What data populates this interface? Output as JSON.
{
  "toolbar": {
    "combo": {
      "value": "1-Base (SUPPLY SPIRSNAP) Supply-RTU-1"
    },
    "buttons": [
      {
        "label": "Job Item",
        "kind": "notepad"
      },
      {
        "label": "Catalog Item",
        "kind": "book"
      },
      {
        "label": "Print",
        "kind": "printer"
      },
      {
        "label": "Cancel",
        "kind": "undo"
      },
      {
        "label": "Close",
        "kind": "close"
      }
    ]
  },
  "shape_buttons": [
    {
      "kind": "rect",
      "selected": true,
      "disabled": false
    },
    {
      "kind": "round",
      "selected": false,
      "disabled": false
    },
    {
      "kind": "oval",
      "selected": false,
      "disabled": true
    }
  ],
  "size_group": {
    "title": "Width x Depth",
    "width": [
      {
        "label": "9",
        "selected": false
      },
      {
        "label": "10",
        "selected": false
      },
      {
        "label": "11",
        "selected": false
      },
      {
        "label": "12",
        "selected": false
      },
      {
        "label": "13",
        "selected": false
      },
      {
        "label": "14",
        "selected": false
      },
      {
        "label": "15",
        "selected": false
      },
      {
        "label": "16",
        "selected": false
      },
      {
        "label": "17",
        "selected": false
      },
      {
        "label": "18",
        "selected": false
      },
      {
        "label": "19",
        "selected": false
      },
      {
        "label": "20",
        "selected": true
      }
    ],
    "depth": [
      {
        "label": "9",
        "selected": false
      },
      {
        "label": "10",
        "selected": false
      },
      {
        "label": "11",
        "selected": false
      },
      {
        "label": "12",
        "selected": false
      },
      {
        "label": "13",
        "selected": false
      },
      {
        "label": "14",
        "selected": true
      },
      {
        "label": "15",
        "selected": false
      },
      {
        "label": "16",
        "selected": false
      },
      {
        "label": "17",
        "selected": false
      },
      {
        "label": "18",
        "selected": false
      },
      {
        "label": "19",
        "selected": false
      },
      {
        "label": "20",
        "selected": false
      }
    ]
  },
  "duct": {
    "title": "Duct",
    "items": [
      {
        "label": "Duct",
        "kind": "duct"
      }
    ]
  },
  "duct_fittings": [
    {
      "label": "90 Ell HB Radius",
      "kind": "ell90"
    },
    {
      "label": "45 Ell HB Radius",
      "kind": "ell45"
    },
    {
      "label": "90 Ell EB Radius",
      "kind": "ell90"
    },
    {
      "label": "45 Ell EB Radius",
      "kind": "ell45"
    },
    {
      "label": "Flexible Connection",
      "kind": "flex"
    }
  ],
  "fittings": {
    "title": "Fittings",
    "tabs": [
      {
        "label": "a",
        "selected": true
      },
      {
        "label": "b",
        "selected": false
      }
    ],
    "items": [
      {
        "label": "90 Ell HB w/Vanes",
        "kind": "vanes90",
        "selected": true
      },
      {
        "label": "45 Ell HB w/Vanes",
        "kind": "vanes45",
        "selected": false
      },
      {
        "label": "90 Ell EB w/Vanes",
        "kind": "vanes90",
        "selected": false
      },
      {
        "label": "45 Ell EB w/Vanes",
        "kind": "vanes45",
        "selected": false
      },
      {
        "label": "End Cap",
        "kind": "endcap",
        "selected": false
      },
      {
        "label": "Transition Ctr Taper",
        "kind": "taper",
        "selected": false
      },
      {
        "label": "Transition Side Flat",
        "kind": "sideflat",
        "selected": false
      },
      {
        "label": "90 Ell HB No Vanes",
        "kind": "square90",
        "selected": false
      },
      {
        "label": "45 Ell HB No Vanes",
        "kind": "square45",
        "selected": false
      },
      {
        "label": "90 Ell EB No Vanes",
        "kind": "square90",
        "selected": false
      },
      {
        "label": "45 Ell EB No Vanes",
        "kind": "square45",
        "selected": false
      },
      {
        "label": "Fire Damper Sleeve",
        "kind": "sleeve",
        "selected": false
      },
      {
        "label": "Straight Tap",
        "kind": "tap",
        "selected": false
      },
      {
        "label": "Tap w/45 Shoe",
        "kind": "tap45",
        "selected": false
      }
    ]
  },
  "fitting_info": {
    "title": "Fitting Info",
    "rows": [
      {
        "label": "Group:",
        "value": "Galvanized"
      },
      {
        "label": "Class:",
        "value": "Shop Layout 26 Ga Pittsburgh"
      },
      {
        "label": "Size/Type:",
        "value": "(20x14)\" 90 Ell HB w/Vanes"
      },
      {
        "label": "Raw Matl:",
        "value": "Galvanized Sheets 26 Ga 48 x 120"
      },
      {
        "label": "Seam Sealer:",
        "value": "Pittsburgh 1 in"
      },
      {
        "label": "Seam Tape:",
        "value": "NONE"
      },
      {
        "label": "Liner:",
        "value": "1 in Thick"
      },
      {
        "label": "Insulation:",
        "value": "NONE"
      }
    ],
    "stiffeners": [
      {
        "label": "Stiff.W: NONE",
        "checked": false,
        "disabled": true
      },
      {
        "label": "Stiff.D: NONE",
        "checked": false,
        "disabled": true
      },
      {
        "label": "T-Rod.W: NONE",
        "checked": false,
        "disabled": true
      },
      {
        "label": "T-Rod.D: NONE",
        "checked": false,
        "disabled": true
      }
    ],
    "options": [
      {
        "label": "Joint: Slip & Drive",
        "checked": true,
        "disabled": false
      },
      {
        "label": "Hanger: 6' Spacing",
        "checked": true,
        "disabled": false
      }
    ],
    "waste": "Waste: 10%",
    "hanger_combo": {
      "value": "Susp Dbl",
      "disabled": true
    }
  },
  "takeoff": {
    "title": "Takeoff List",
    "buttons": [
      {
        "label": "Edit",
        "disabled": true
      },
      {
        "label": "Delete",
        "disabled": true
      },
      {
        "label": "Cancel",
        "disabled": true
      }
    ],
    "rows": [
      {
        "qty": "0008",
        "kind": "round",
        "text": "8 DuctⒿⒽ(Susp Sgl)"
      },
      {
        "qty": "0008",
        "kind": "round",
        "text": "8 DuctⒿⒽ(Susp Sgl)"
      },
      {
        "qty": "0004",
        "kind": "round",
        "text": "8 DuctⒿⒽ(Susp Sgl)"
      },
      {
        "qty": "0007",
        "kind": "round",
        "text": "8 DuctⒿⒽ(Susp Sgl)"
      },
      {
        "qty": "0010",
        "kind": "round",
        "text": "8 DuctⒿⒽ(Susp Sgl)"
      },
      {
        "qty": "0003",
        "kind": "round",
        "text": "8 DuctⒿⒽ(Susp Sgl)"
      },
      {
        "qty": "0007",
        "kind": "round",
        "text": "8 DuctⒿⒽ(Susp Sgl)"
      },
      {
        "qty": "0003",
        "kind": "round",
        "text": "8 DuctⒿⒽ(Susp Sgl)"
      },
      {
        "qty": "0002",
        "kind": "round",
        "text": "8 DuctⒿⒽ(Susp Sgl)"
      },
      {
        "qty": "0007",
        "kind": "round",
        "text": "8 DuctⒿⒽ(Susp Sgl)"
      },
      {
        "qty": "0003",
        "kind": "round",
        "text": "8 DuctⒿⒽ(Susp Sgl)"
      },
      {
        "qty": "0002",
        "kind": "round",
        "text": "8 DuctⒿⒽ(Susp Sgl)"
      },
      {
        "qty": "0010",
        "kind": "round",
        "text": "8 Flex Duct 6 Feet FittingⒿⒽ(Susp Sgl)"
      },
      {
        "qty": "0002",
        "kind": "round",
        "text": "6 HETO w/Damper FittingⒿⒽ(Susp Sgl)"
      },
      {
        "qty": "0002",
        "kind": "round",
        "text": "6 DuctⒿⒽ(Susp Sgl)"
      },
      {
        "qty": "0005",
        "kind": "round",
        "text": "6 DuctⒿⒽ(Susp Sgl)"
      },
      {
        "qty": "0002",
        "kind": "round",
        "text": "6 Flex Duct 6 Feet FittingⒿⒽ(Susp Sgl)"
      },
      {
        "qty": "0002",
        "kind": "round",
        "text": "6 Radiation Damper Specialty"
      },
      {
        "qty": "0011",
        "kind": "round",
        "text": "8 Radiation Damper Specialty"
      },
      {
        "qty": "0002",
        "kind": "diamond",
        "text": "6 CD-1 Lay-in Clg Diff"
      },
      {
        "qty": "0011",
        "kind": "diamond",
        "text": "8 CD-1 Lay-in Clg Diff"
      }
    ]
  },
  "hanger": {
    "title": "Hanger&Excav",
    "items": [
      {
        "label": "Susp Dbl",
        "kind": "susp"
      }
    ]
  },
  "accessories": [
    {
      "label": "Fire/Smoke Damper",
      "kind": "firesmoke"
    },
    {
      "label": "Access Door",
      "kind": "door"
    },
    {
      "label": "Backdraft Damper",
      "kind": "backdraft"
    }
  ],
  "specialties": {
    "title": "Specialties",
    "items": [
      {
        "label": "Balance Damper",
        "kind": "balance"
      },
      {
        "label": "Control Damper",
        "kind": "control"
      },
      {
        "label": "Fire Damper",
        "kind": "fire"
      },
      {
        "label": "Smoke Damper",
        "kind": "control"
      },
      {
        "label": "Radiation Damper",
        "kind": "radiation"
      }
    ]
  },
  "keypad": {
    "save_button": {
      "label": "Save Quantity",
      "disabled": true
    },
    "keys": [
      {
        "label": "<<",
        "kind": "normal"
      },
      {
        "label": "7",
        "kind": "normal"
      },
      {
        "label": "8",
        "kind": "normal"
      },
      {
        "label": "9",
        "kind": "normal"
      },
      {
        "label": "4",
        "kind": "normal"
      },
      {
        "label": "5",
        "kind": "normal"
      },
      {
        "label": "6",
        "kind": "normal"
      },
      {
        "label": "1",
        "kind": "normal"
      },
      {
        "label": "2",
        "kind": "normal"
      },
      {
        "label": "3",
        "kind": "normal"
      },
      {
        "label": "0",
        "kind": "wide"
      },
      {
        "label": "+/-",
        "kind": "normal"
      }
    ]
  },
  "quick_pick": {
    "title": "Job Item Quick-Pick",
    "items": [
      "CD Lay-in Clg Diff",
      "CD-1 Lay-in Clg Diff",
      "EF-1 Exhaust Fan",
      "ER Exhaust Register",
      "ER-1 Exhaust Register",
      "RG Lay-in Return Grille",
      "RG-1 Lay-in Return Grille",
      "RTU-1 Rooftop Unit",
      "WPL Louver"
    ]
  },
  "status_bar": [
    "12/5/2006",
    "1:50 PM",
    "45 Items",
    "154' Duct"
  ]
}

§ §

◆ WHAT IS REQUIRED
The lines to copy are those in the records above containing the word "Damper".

◆ RESPONSE BELOW
        "label": "Fire Damper Sleeve",
        "text": "6 HETO w/Damper FittingⒿⒽ(Susp Sgl)"
        "text": "6 Radiation Damper Specialty"
        "text": "8 Radiation Damper Specialty"
      "label": "Fire/Smoke Damper",
      "label": "Backdraft Damper",
        "label": "Balance Damper",
        "label": "Control Damper",
        "label": "Fire Damper",
        "label": "Smoke Damper",
        "label": "Radiation Damper",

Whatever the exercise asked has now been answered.